[WHAT YOU WILL DO] Return all of the data exactly as written, without the pictures.

===== SUPPLIED RECORDS

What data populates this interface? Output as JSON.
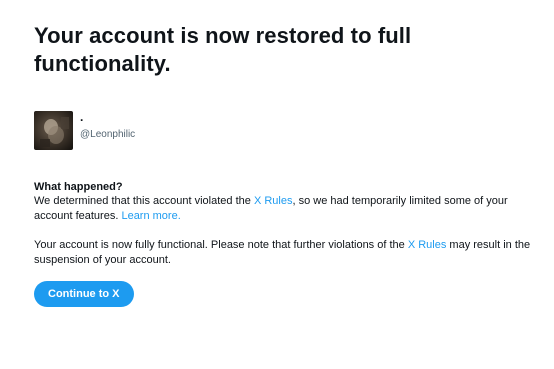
{
  "headline": "Your account is now restored to full functionality.",
  "account": {
    "display_name": ".",
    "handle": "@Leonphilic"
  },
  "what_happened": {
    "title": "What happened?",
    "text_1": "We determined that this account violated the ",
    "link_rules": "X Rules",
    "text_2": ", so we had temporarily limited some of your account features. ",
    "link_learn_more": "Learn more."
  },
  "status": {
    "text_1": "Your account is now fully functional. Please note that further violations of the ",
    "link_rules": "X Rules",
    "text_2": " may result in the suspension of your account."
  },
  "button": {
    "label": "Continue to X"
  },
  "colors": {
    "accent": "#1d9bf0",
    "text": "#0f1419",
    "secondary_text": "#536471"
  }
}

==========

[PROBLEM SOLUTION]
What data populates this interface? Output as JSON.
{
  "headline": "Your account is now restored to full functionality.",
  "account": {
    "display_name": ".",
    "handle": "@Leonphilic"
  },
  "what_happened": {
    "title": "What happened?",
    "text_1": "We determined that this account violated the ",
    "link_rules": "X Rules",
    "text_2": ", so we had temporarily limited some of your account features. ",
    "link_learn_more": "Learn more."
  },
  "status": {
    "text_1": "Your account is now fully functional. Please note that further violations of the ",
    "link_rules": "X Rules",
    "text_2": " may result in the suspension of your account."
  },
  "button": {
    "label": "Continue to X"
  },
  "colors": {
    "accent": "#1d9bf0",
    "text": "#0f1419",
    "secondary_text": "#536471"
  }
}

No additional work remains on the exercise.